Police action against journalists assailed
One day after several reporters and camera operators were injured while covering an altercation at an immigrant rights rally in MacArthur Park, news organizations condemned the Los Angeles Police Department for its use of batons and riot guns against members of the media, and some said they were considering legal options.
“We are sorry for what happened to our employees and find it unacceptable that they would be abused in that way when they were doing their job,” said Alfredo Richard, spokesman for the Spanish-language network Telemundo, of the anchor and the reporter who were hurt during the evening rally.
For the record:
12:00 AM, May. 04, 2007 For The Record
Los Angeles Times Friday May 04, 2007 Home Edition Main News Part A Page 2 National Desk 3 inches; 111 words Type of Material: Correction
MacArthur Park melee: A photo caption on Thursday’s front page accompanying an article about the melee in MacArthur Park during an immigration rights rally stated that a Los Angeles police officer “picks up KCBS cameraman Carl Stein to move him out of the way.” Stein said that he was videotaping the rally when police knocked him down. The image showed Stein, who was on his knees, being grabbed from behind by police officers who were forcing him forward. Also, another article about the melee in Thursday’s Section A incorrectly referred to the USC Annenberg Institute for Justice in Journalism. The correct name is the USC Annenberg Institute for Justice and Journalism.

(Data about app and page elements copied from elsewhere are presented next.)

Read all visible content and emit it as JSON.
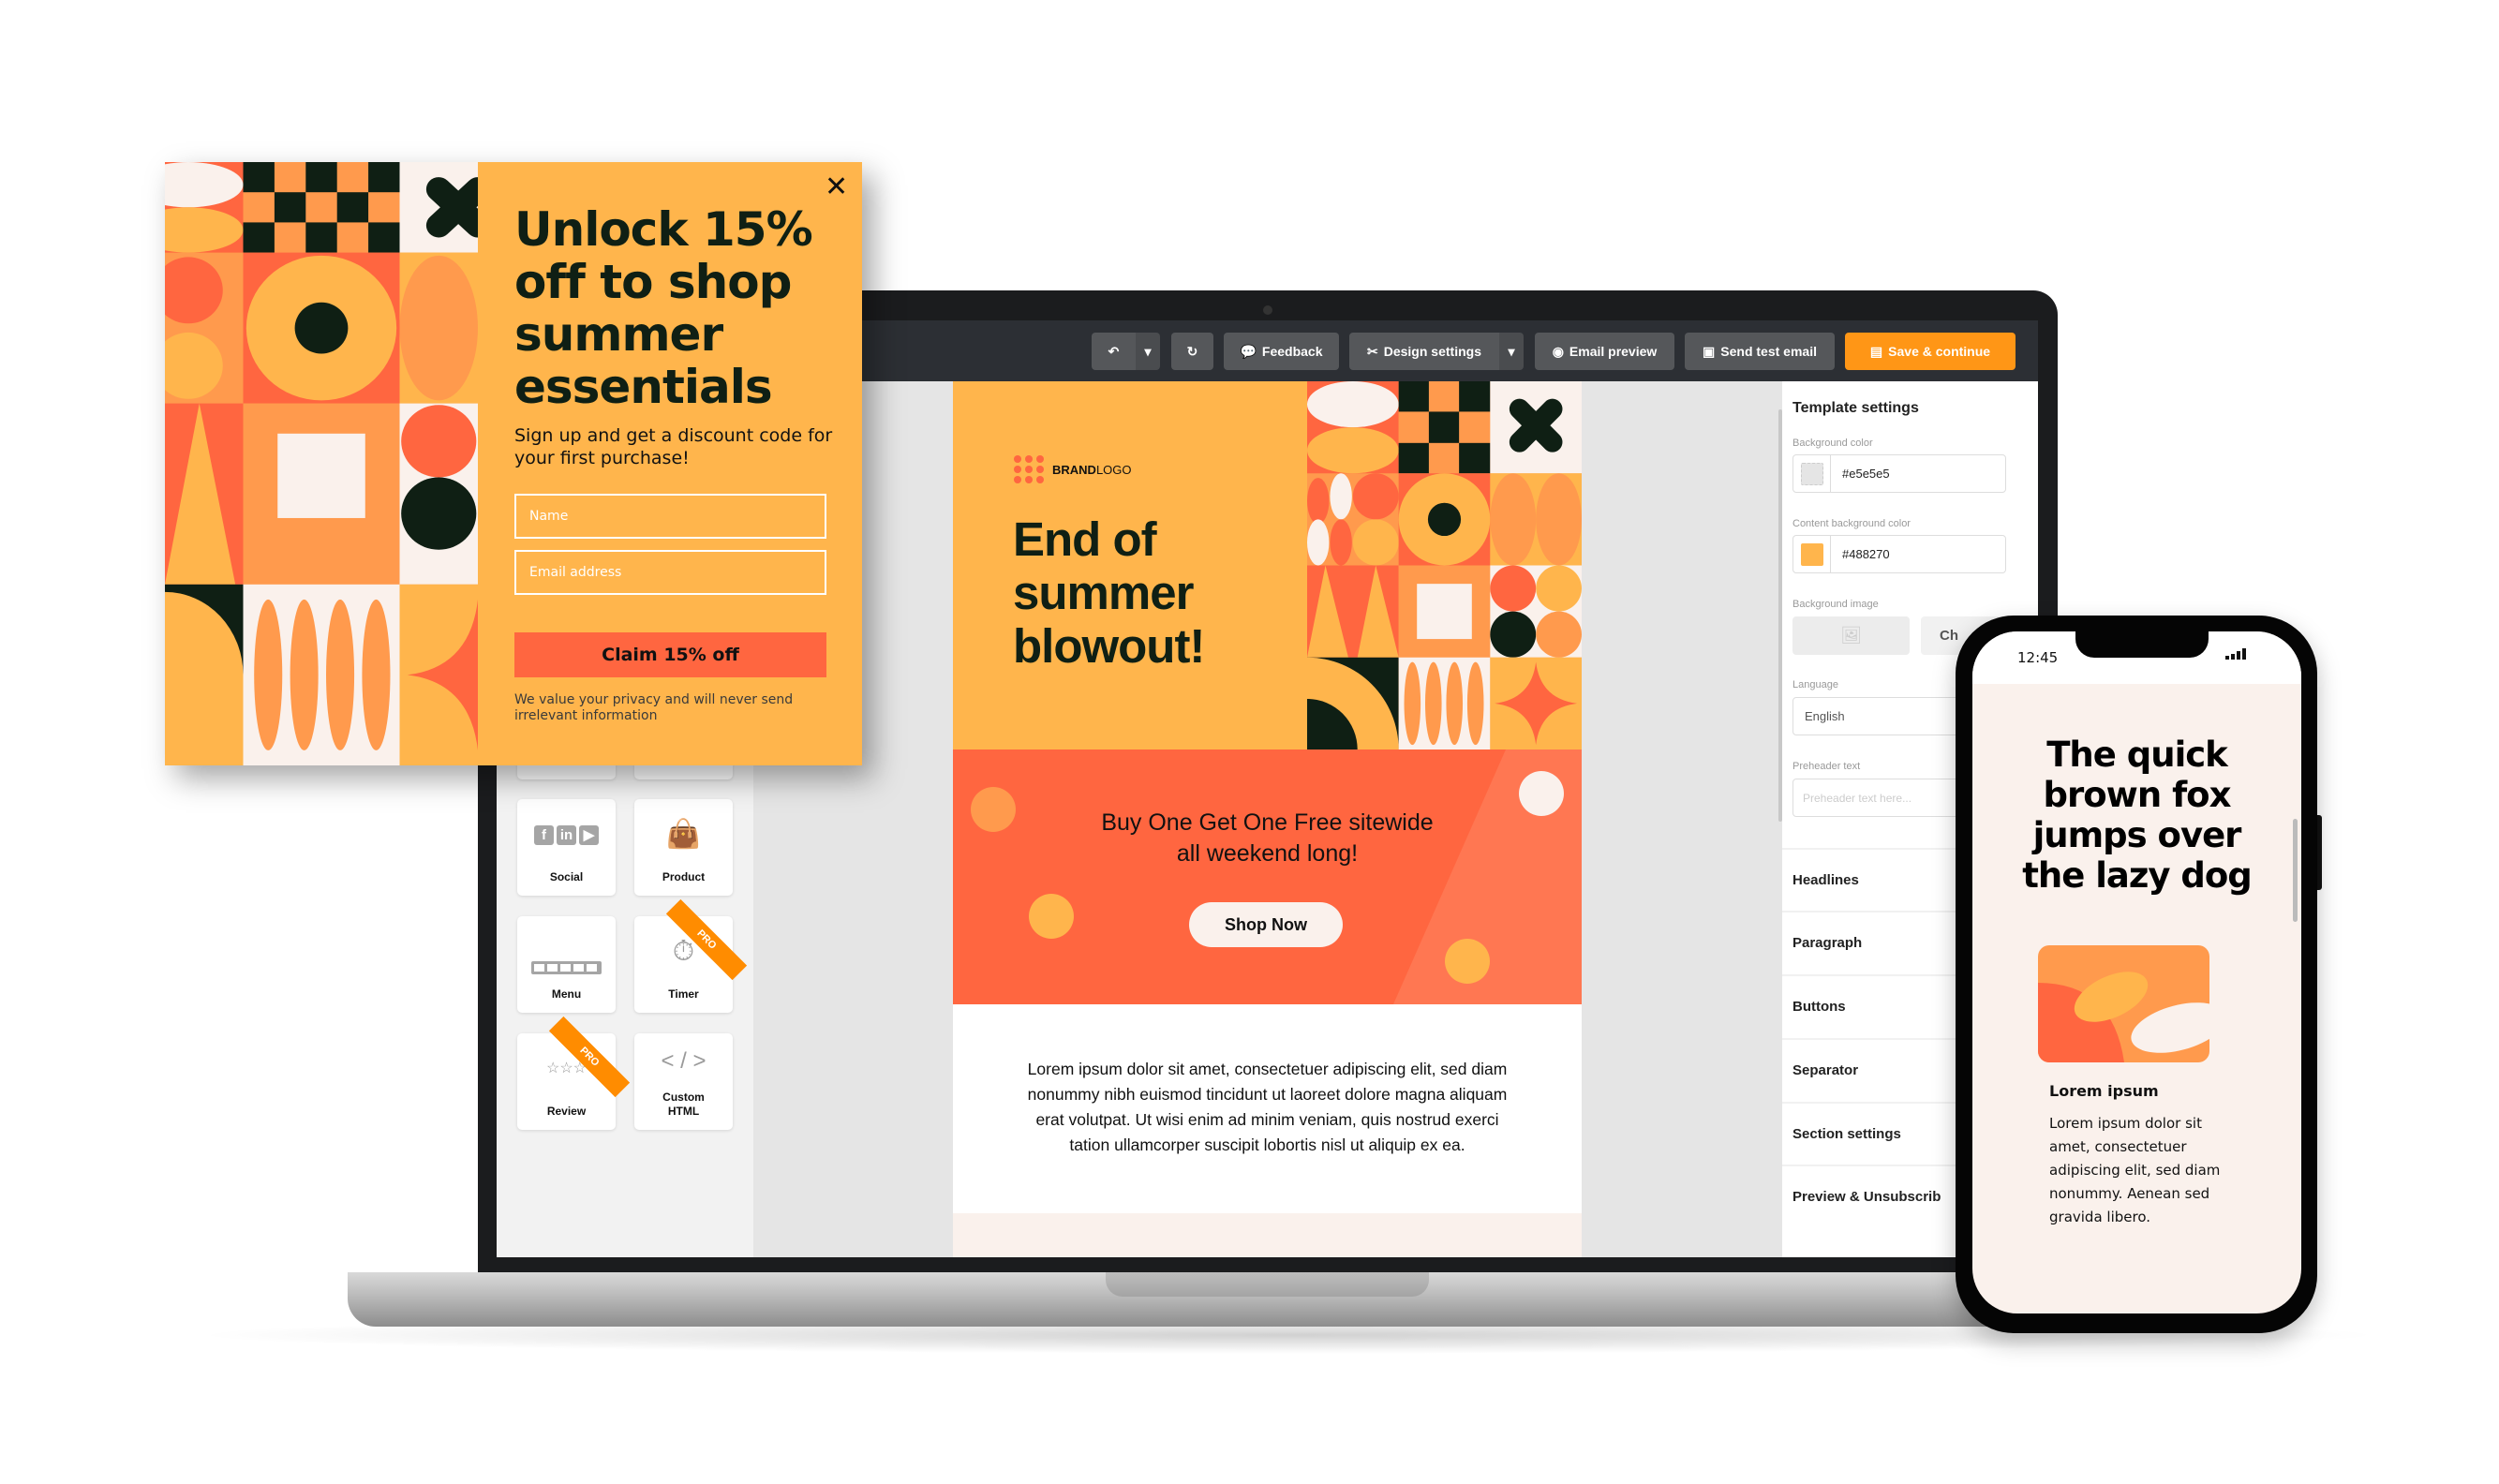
{
  "toolbar": {
    "undo_icon": "undo-icon",
    "redo_icon": "redo-icon",
    "feedback": "Feedback",
    "design_settings": "Design settings",
    "email_preview": "Email preview",
    "send_test_email": "Send test email",
    "save_continue": "Save & continue",
    "accent_color": "#ff9616"
  },
  "blocks": [
    {
      "label": "Social",
      "icon": "social-icons"
    },
    {
      "label": "Product",
      "icon": "shopping-bag-icon"
    },
    {
      "label": "Menu",
      "icon": "menu-bar-icon"
    },
    {
      "label": "Timer",
      "icon": "stopwatch-icon",
      "badge": "PRO"
    },
    {
      "label": "Review",
      "icon": "star-rating-icon",
      "badge": "PRO"
    },
    {
      "label": "Custom HTML",
      "icon": "code-icon"
    }
  ],
  "email": {
    "logo_bold": "BRAND",
    "logo_light": "LOGO",
    "hero_title": [
      "End of",
      "summer",
      "blowout!"
    ],
    "promo_line1": "Buy One Get One Free sitewide",
    "promo_line2": "all weekend long!",
    "cta": "Shop Now",
    "paragraph": "Lorem ipsum dolor sit amet, consectetuer adipiscing elit, sed diam nonummy nibh euismod tincidunt ut laoreet dolore magna aliquam erat volutpat. Ut wisi enim ad minim veniam, quis nostrud exerci tation ullamcorper suscipit lobortis nisl ut aliquip ex ea."
  },
  "settings": {
    "title": "Template settings",
    "background_color_label": "Background color",
    "background_color": "#e5e5e5",
    "content_background_label": "Content background color",
    "content_background": "#488270",
    "content_swatch": "#ffb54c",
    "background_image_label": "Background image",
    "background_image_button": "Ch",
    "language_label": "Language",
    "language": "English",
    "preheader_label": "Preheader text",
    "preheader_placeholder": "Preheader text here...",
    "sections": [
      "Headlines",
      "Paragraph",
      "Buttons",
      "Separator",
      "Section settings",
      "Preview & Unsubscrib"
    ]
  },
  "popup": {
    "title": [
      "Unlock 15%",
      "off to shop",
      "summer",
      "essentials"
    ],
    "subtitle": "Sign up and get a discount code for your first purchase!",
    "name_placeholder": "Name",
    "email_placeholder": "Email address",
    "claim": "Claim 15% off",
    "privacy": "We value your privacy and will never send irrelevant information",
    "close_icon": "close-icon"
  },
  "phone": {
    "time": "12:45",
    "title": [
      "The quick",
      "brown fox",
      "jumps over",
      "the lazy dog"
    ],
    "heading": "Lorem ipsum",
    "paragraph": "Lorem ipsum dolor sit amet, consectetuer adipiscing elit, sed diam nonummy. Aenean sed gravida libero."
  },
  "colors": {
    "orange": "#ffb54c",
    "coral": "#ff6640",
    "mid_orange": "#ff9a4d",
    "dark": "#0f1f14",
    "cream": "#faf1ec"
  }
}
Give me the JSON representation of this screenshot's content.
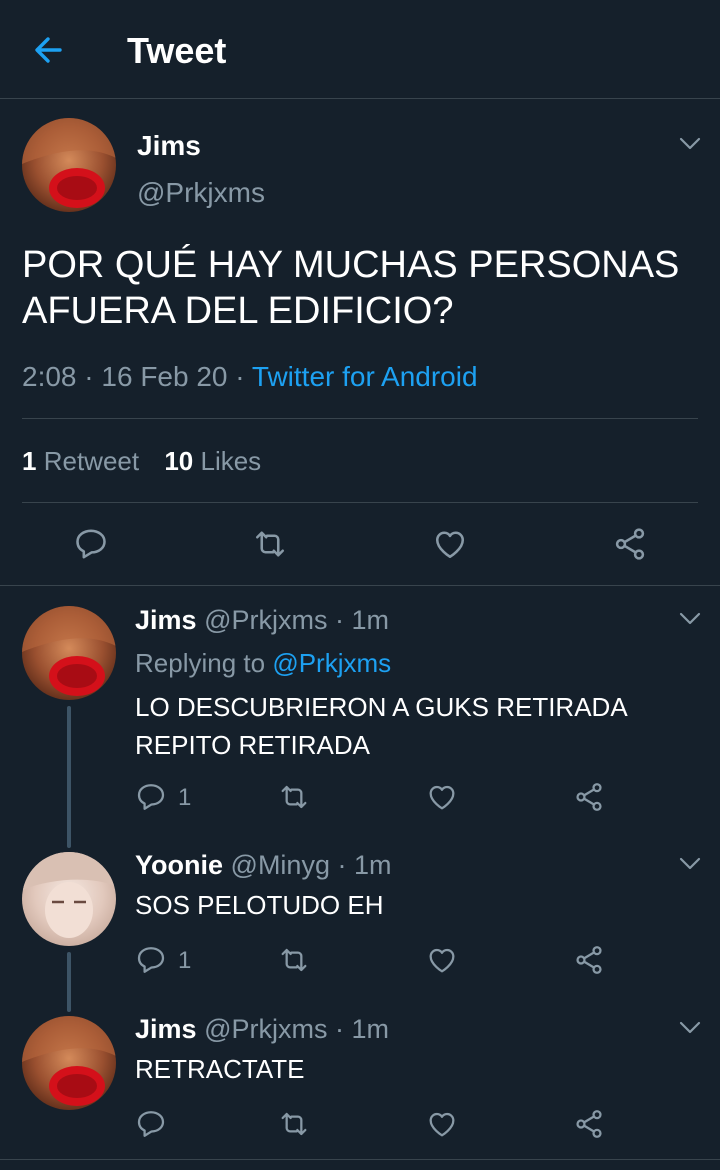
{
  "header": {
    "title": "Tweet"
  },
  "main_tweet": {
    "name": "Jims",
    "handle": "@Prkjxms",
    "text_line1": "POR QUÉ HAY MUCHAS PERSONAS",
    "text_line2": "AFUERA DEL EDIFICIO?",
    "time": "2:08",
    "date": "16 Feb 20",
    "source": "Twitter for Android",
    "retweets_count": "1",
    "retweets_label": "Retweet",
    "likes_count": "10",
    "likes_label": "Likes"
  },
  "replies": [
    {
      "name": "Jims",
      "handle": "@Prkjxms",
      "time": "1m",
      "replying_label": "Replying to",
      "replying_to": "@Prkjxms",
      "text_line1": "LO DESCUBRIERON A GUKS RETIRADA",
      "text_line2": "REPITO RETIRADA",
      "reply_count": "1"
    },
    {
      "name": "Yoonie",
      "handle": "@Minyg",
      "time": "1m",
      "text_line1": "SOS PELOTUDO EH",
      "reply_count": "1"
    },
    {
      "name": "Jims",
      "handle": "@Prkjxms",
      "time": "1m",
      "text_line1": "RETRACTATE"
    }
  ],
  "icons": [
    "back-arrow-icon",
    "chevron-down-icon",
    "reply-icon",
    "retweet-icon",
    "like-icon",
    "share-icon"
  ],
  "colors": {
    "background": "#15202b",
    "accent": "#1da1f2",
    "muted": "#8899a6",
    "divider": "#38444d"
  }
}
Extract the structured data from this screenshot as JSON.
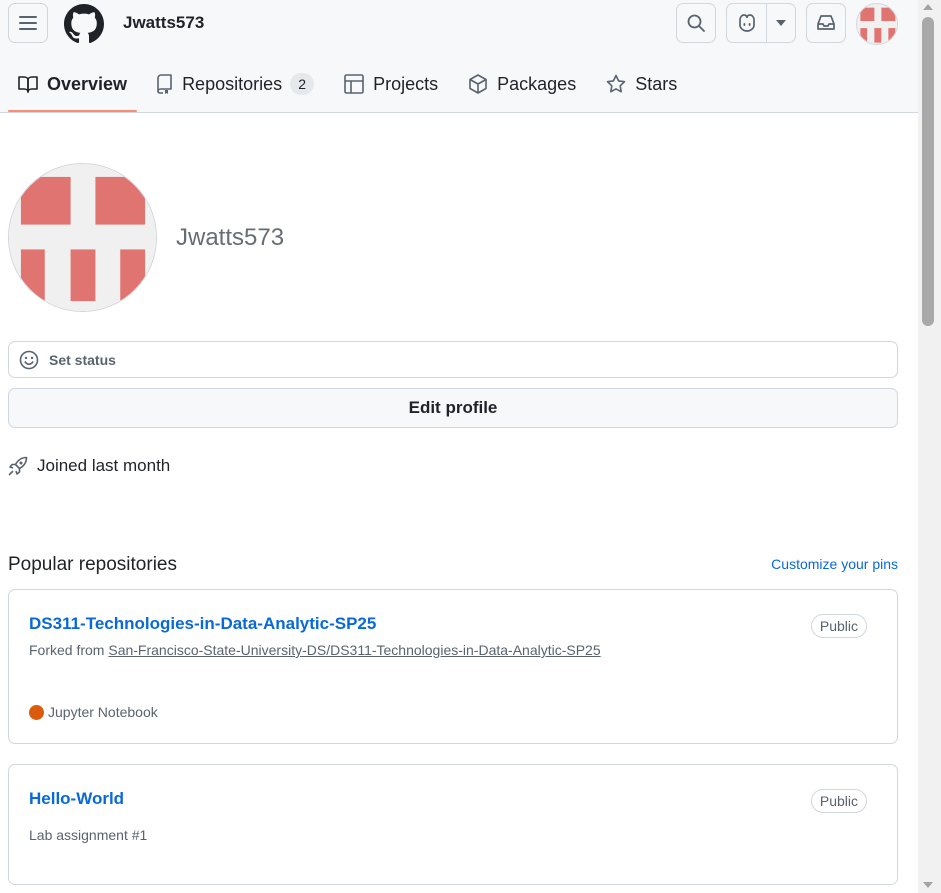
{
  "header": {
    "username": "Jwatts573"
  },
  "tabs": [
    {
      "label": "Overview",
      "active": true
    },
    {
      "label": "Repositories",
      "count": "2"
    },
    {
      "label": "Projects"
    },
    {
      "label": "Packages"
    },
    {
      "label": "Stars"
    }
  ],
  "profile": {
    "login": "Jwatts573",
    "set_status": "Set status",
    "edit_profile": "Edit profile",
    "joined": "Joined last month"
  },
  "popular": {
    "title": "Popular repositories",
    "customize": "Customize your pins",
    "repos": [
      {
        "name": "DS311-Technologies-in-Data-Analytic-SP25",
        "visibility": "Public",
        "forked_prefix": "Forked from ",
        "forked_from": "San-Francisco-State-University-DS/DS311-Technologies-in-Data-Analytic-SP25",
        "language": "Jupyter Notebook",
        "language_color": "#da5b0b"
      },
      {
        "name": "Hello-World",
        "visibility": "Public",
        "description": "Lab assignment #1"
      }
    ]
  },
  "colors": {
    "accent_link": "#0969da",
    "tab_underline": "#fd8c73",
    "identicon": "#e07470"
  },
  "icons": [
    "hamburger-icon",
    "github-logo-icon",
    "search-icon",
    "copilot-icon",
    "triangle-down-icon",
    "inbox-icon",
    "book-icon",
    "repo-icon",
    "table-icon",
    "package-icon",
    "star-icon",
    "smiley-icon",
    "rocket-icon"
  ]
}
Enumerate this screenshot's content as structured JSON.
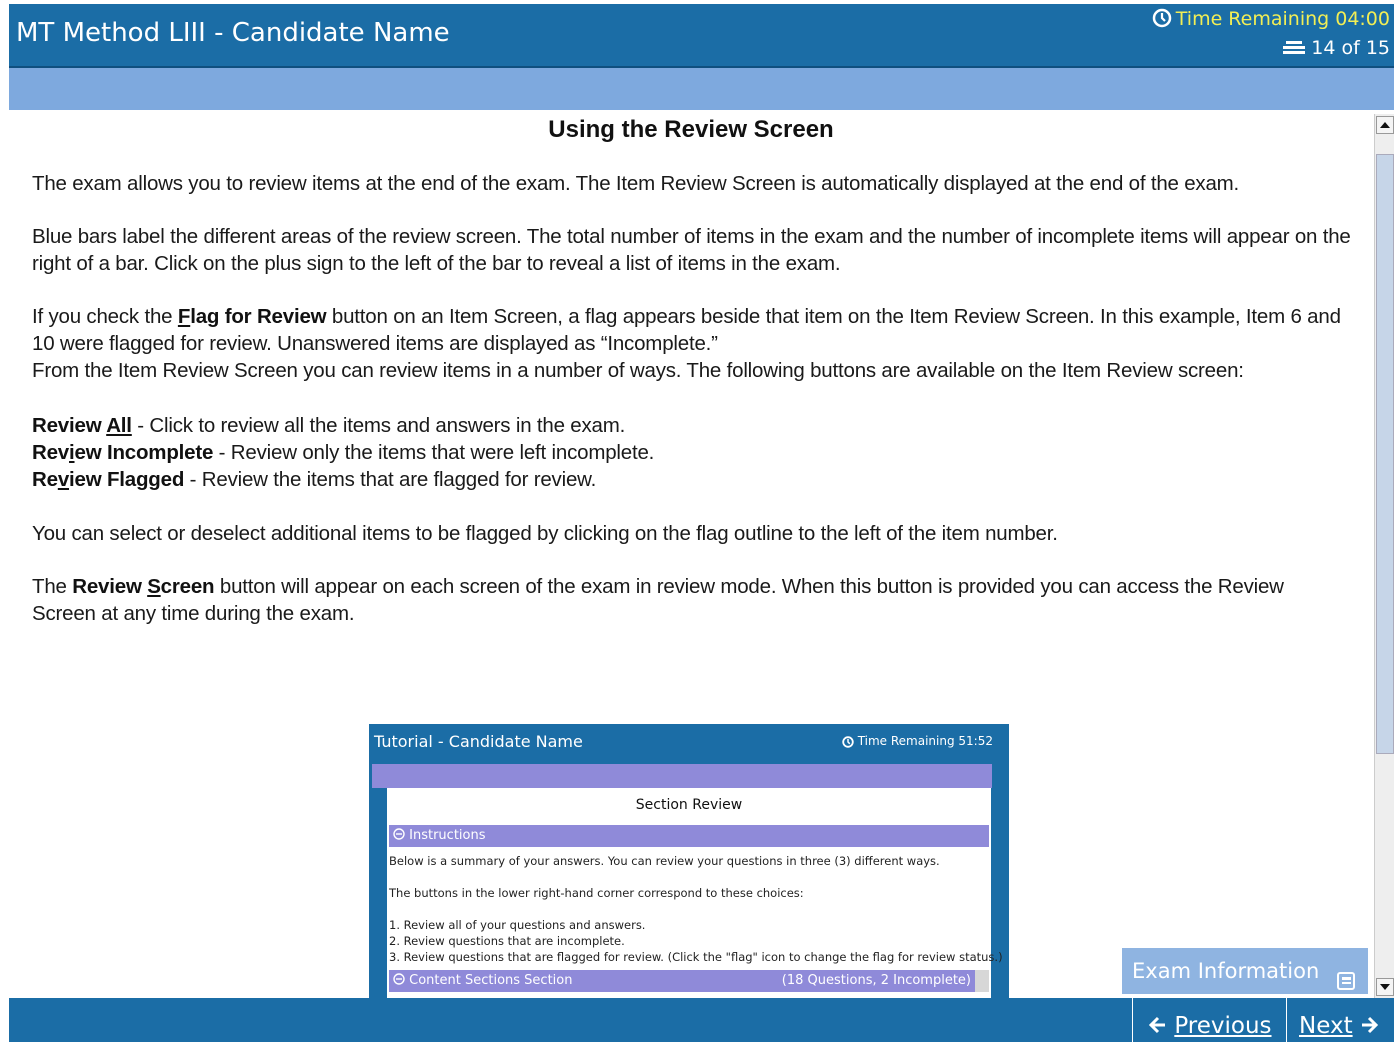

Other members of the media who were injured included four employees of KVEA-TV Channel 52, a KTTV-TV Channel 11 news reporter who suffered a minor shoulder injury, a camerawoman who has a broken wrist and a reporter for KPCC-FM (89.3) who was bruised by a police baton.
“I was dumbfounded,” said the KPCC reporter, Patricia Nazario. “I’ve covered riots. I’ve covered chaos. I was never hit or struck or humiliated the way the LAPD violated me yesterday.”
Nazario said she was walking away from riot police when she was hit in the back.
Wearing a press pass and holding a microphone, she turned around and told the officer, “Why did you hit me? I’m moving. I’m a reporter,” Nazario recalled.
Then the officer hit her on the left leg, she said, knocking her to the ground and sending her cellphone flying.
“I was shocked, trying to scramble to my feet,” she said. “At that point, I just started crying.... I just felt totally vulnerable.”
Pedro Sevcec was anchoring the evening news for Telemundo when he saw the riot police moving slowly toward the news crews.
A few dozen people had gathered to watch Sevcec do his live broadcast.
“The next thing I heard was the shotguns,” he said.
Police knocked over monitors and lights and hit reporters and camera operators with batons, he said.
Sevcec said police hit him three times and pointed a riot gun at his face before pushing him out of the park.
An emergency anchor in Miami took over the broadcast.
“It was so ridiculous,” Sevcec said. “They know what a TV camera is. This is not a secret weapon.”
Telemundo reporter Carlos Botifoll said he was hit by a baton as he was waiting to go live on the broadcast.
He was carrying a microphone and standing in front of a camera.
“We were obviously reporters,” he said. “There could not have been any doubt whatsoever.”
Police Chief William J. Bratton, who promised an investigation, said at a news conference Wednesday that a key part of the inquiry into the officers’ actions would focus on why they used force against members of the media.
“We should never be engaged in attacking anyone in the media,” Bratton said.
The use of force on news crews came despite a legal settlement signed in 2002 calling for the Los Angeles police and city officials to recognize journalists’ right to cover public protests even if there is a declaration of unlawful assembly and an order to disperse.
Under the settlement, the city agreed to assign a press liaison to such events and to set up designated media areas.
The pact resolved a lawsuit brought on behalf of seven journalists who said they were assaulted by police officers while covering the 2000 Democratic National Convention in L.A.
Peter Eliasberg, an ACLU lawyer who helped negotiate the settlement, said that based on broadcast news reports he has heard and viewed, “the police went way over the line,” using force that “violates the law and the Constitution.”
Marc Cooper, associate director of the USC Annenberg Institute for Justice in Journalism, said the video he viewed of the clash led him to believe that the use of force by police was “unjustifiable and excessive.”
“From what I saw, it just seemed gratuitous to go after the reporters,” Cooper said. “They weren’t really in the way, they didn’t really pose a threat and, of course, they were trying to do their job.”
KPCC-FM News Director Paul Glickman said the LAPD’s actions against Nazario, who clearly identified herself as a reporter, raised questions about whether the department’s policies and procedures are sufficient to guarantee the safety of reporters.
Times staff writer Andrew Blankstein contributed to this report.